Does the Loch Ness Monster Exist? These Scientists Found Out

Loch Ness Monster: Scientists to reveal 'plausible' theory

NZ scientist's big reveal: Does Nessie exist?

The mystery around Scotland's fabled Loch Ness monster may have finally been solved - with scientists suggesting it could well eel.

Urquhart Castle on the shores of Loch Ness.

Professor Neil Gemmell, a geneticist from New Zealand's University of Otago, told reporters in London that an intensive analysis was carried out on traces of DNA in the Loch's icy waters.

A popular photo of the Loch Ness Monster taken in 1934 abides in the public conscious as the image of the "monster".

They found no evidence that the lake harbors a prehistoric reptile, and no DNA from sharks, catfish or sturgeons, some of the other animals put forth to explain the myth.

Catfish and suggestions that a wandering Greenland shark were behind the sightings were also discounted.

Speaking at a press conference early Thursday morning, New Zealand researcher Neil Gemmell gave his "plausible" explanation for what people may have seen in the past, but added that it is most certainly not a dinosaur.

"We can't find any evidence of a creature that's remotely related to that in our environmental-DNA sequence data", Gemmell said, according to the BBC.

The eDNA approach works by sampling the water from the loch and sequencing the DNA from the little bits of shed fur, skin and scales found there.

However, the research did not find evidence of Jurassic-age reptiles such as a plesiosaur, one theory of what was behind more than 1000 reported sightings dating back to the 6th century AD.

A tourist boat is seen on Loch Ness in Drumnadrochit Scotland Sept. 5 2019
A tourist boat is seen on Loch Ness in Drumnadrochit Scotland Sept. 5 2019

"We can collect that DNA and obtain a very accurate indication of what the species was that shed that material, and over time you can collect quite a large body of information from literally a liter of water", he said.

Gemmell said his team had analyzed the water samples for environmental DNA that creatures shed as they move through an environment.

They have now been studied and the research project has now said Nessie is in fact probably a massive EEL.

Gemmell said that as an "element of doubt" remains, "there'll still be plenty of people who want to believe" in the Loch Ness monster.

Mr Feltham, who made childhood visits to the Highlands and moved from Dorset nearly 30 years ago to look for Nessie, said he had seen seals in Loch Ness.

"I felt like for 25 years of my academic career, I'd only just realised how I could be smart about it".

Mr Campbell said tourism that had developed around the story of the monster would be unaffected by the new study.

However, wider interest in the monster was not sparked until 1933 after a road was built along the loch, making it far less isolated.

Tourists take a cruise aboard the "Nessie Hunter" boat on Loch Ness in the Scottish Highlands.

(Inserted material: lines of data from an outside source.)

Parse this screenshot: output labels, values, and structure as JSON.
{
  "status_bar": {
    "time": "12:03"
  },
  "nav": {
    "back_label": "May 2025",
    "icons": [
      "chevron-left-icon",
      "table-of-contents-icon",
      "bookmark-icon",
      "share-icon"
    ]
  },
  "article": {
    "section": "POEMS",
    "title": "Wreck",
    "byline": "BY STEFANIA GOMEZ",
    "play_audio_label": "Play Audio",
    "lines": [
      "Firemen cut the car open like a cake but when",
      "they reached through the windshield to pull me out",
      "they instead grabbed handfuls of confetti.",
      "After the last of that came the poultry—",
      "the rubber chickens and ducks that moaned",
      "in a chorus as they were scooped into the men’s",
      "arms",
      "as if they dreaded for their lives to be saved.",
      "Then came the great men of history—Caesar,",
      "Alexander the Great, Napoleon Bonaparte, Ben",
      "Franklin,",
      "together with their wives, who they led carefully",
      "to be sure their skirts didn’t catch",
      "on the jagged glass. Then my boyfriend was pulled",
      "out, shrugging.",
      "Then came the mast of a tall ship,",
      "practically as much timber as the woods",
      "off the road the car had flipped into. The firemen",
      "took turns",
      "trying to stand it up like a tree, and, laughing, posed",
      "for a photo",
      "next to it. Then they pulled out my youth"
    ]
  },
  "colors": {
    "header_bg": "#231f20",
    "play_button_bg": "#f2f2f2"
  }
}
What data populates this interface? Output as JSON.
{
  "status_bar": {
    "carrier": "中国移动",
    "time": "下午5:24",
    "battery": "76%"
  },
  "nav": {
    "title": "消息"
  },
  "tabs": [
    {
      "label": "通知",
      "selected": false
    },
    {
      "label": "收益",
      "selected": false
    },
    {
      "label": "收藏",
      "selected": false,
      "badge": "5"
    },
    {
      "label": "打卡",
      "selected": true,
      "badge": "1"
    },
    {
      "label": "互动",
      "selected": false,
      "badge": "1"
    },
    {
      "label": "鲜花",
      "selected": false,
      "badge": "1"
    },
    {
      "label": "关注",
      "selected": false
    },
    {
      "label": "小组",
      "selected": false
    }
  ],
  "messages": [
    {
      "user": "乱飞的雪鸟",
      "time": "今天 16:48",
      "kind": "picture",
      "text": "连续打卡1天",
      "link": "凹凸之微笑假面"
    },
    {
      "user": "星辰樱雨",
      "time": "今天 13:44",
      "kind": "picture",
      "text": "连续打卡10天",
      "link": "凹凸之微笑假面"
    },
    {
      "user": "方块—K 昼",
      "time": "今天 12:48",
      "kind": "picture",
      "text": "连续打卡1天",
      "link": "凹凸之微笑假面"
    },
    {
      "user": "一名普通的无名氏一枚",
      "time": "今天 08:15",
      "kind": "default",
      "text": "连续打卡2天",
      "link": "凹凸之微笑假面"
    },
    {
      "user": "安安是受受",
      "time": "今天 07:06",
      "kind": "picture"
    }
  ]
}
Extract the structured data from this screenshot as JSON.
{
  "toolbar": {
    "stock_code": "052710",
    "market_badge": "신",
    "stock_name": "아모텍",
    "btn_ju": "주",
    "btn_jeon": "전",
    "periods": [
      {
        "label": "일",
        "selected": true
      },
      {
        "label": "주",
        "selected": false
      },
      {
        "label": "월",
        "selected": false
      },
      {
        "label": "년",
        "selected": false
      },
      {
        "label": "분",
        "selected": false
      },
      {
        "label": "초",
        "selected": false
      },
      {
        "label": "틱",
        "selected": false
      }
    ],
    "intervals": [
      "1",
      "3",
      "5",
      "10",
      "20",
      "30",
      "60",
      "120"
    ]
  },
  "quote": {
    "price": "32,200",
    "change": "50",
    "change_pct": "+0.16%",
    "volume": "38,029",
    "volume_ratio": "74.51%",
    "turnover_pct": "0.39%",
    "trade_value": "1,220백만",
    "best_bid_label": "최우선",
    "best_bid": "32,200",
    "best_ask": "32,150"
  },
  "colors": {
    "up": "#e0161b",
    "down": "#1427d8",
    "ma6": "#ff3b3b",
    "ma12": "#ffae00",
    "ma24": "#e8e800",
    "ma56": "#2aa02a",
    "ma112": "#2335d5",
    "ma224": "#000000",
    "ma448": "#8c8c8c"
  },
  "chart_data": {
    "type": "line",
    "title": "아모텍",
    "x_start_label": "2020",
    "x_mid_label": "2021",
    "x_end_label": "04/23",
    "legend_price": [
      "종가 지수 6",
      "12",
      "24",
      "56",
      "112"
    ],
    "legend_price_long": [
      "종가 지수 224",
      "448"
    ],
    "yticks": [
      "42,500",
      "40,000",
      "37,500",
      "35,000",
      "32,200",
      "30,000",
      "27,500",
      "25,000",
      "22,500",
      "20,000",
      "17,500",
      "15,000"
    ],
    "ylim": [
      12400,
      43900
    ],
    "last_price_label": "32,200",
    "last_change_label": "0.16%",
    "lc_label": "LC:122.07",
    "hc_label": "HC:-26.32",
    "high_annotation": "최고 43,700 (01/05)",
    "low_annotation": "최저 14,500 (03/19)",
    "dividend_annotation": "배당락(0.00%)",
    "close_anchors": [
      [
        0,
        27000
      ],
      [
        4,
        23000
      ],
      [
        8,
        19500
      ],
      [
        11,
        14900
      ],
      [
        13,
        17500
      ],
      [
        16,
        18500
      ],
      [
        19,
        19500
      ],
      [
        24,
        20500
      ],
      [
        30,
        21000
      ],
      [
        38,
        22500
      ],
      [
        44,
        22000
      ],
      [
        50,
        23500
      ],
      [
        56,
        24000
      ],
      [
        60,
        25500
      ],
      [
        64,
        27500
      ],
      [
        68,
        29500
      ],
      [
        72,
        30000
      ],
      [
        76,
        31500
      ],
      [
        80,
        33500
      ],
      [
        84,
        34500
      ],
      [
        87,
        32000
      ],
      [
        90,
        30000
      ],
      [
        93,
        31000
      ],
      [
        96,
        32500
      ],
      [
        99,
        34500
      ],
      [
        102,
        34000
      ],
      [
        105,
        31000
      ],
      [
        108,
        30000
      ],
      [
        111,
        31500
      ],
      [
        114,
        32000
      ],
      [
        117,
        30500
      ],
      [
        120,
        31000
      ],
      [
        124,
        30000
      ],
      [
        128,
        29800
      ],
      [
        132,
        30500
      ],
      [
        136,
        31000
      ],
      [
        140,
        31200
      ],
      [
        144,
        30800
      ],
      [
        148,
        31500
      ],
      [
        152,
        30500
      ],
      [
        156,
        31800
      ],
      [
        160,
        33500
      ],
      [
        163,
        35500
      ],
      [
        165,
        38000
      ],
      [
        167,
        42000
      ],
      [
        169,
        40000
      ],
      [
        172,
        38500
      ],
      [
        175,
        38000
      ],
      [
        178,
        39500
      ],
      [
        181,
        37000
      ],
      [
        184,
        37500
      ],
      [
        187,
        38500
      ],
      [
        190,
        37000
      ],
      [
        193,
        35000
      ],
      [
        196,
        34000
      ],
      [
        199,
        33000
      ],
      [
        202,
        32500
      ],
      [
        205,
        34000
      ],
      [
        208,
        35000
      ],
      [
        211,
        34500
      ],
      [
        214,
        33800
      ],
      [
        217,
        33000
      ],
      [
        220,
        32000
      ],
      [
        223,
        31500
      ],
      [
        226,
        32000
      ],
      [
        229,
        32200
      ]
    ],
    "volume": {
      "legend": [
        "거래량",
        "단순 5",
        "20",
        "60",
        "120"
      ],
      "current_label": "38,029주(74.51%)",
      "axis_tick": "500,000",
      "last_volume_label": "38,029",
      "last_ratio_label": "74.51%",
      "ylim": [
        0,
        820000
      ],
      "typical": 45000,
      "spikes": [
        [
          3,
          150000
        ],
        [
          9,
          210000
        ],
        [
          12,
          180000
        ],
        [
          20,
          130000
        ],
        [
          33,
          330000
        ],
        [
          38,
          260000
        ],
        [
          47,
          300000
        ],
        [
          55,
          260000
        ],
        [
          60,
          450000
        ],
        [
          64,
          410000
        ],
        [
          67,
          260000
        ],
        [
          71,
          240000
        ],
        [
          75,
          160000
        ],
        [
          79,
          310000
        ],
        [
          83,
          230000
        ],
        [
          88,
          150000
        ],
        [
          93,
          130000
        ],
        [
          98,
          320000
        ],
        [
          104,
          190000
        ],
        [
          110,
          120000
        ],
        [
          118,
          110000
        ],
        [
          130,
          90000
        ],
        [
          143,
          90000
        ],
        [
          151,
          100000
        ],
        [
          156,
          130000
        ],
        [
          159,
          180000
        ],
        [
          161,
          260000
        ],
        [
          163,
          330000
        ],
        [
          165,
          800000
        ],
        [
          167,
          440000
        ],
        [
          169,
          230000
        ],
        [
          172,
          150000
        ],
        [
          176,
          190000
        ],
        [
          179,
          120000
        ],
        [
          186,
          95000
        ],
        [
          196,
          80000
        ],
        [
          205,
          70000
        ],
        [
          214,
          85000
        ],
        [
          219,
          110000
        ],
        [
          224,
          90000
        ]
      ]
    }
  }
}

The most recent attempt was three years ago when a high-tech marine drone found a monster - but not the one it was looking for. It inspires books, TV shows and films, and sustains a major tourism industry around its home.

Latest News